A poll conducted by ChangeWave and reported by ZDNet found that 44 percent of the 68 corporate users testing Windows 7 were “very satisfied” with the software. A similar poll taken by ChangeWave in February 2007, a few weeks after Microsoft launched Windows Vista, found just 10 percent expressing a similar sentiment.

While the survey only takes into account a small number of users, it does reflect broader opinions testers have expressed about Windows 7, which appears to avoid many of the security, compatibility and ease-of-use complaints that plagued Vista.

Many companies were slow to upgrade to XP after successfully deploying Windows 2000, and then skipped Vista entirely. This leaves a large legacy install base of a very old operating system that Microsoft is struggling to retire. In fact, mainstream support for XP ends next month, yet another factor that could set the stage for a wholehearted embrace of Windows 7.

As usual, OEMs will continue to offer downgrade rights for a limited time, which is not unusual in and of itself. What’s unusual in this case is the length of time Microsoft has offered downgrades from Vista; formerly such downgrades were available for limited periods, at least for customers buying the business-oriented versions. The lukewarm reception that Vista received among business users and the development of the netbook market led Microsoft to extend that "limited period" after Vista failed to take off.

This means that Windows 7’s downgrade rights may also be different, and will include the option for customers to downgrade to XP. Since Windows 7 is in many ways a relatively minor refresh to Windows Vista, this isn’t really surprising, and both operating systems are nearly identical when it comes to software and hardware compatibility. The ability to migrate from XP to Windows 7 is the scenario most likely to raise compatibility issues, forcing Microsoft to continue to make XP downgrades available.
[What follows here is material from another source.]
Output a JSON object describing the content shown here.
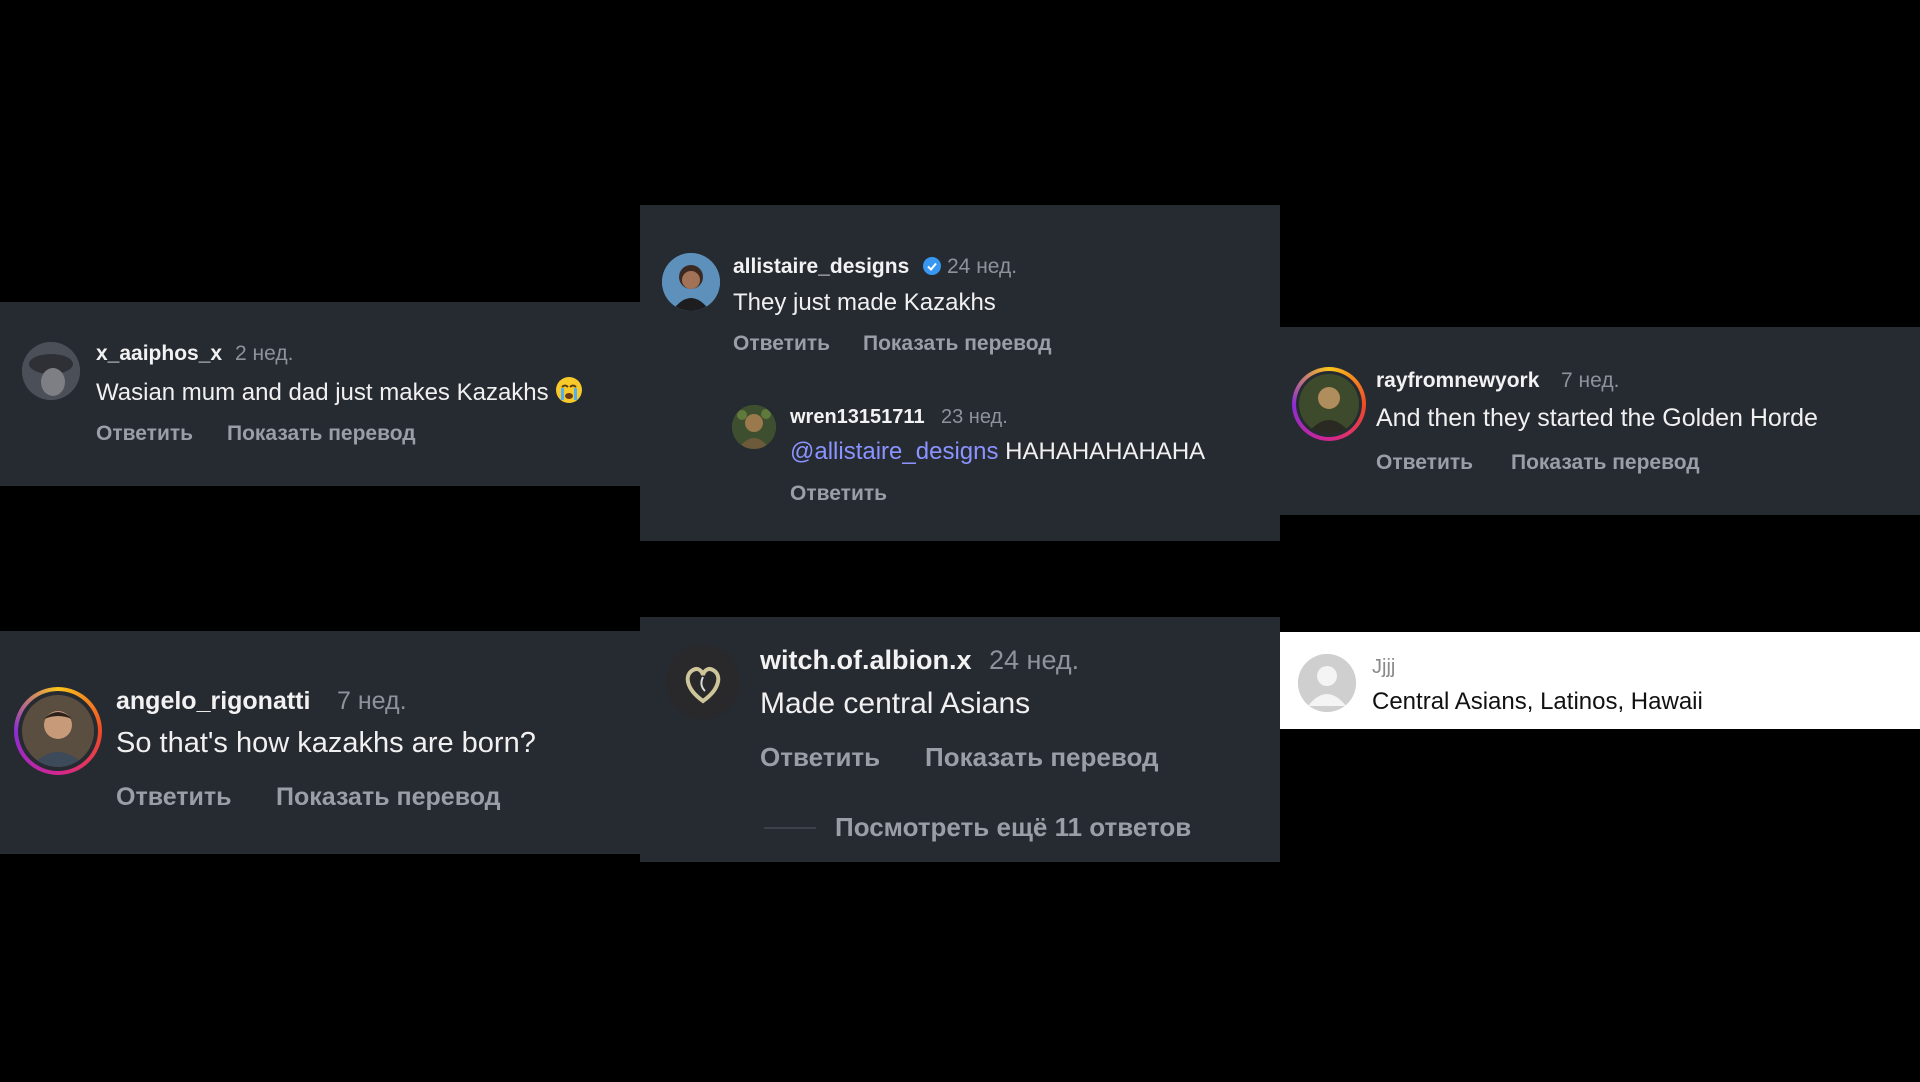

Microsoft’s position is that extending XP to and beyond this point allows consumers the choice of whether to upgrade their systems to the “better” Vista or to stick with a tried-and-true OS.

"Based on feedback, Microsoft is further broadening the options provided to Direct OEMs to help customers facilitate end-user downgrade rights included in the product license terms of a new system with either Windows Vista Business or Windows Vista Ultimate. These product versions are the only ones to include such end-user downgrade rights,” a Microsoft spokesperson tells Channel Insider.

“This option is designed to help Direct OEMs further support customers (primarily small business customers) looking for Windows XP Professional due to application compatibility concerns.  End-user downgrade rights are a right in the end user license for Windows Vista Business and Ultimate products, and therefore remain in effect for the life of the product, so this change does not represent an extension,” the spokesperson says. 

“This is not the first time that Microsoft has offered downgrade rights to a version other than its immediate predecessor.  In fact, our Software Assurance customers can always downgrade to any previous version of Windows," the spokesperson says.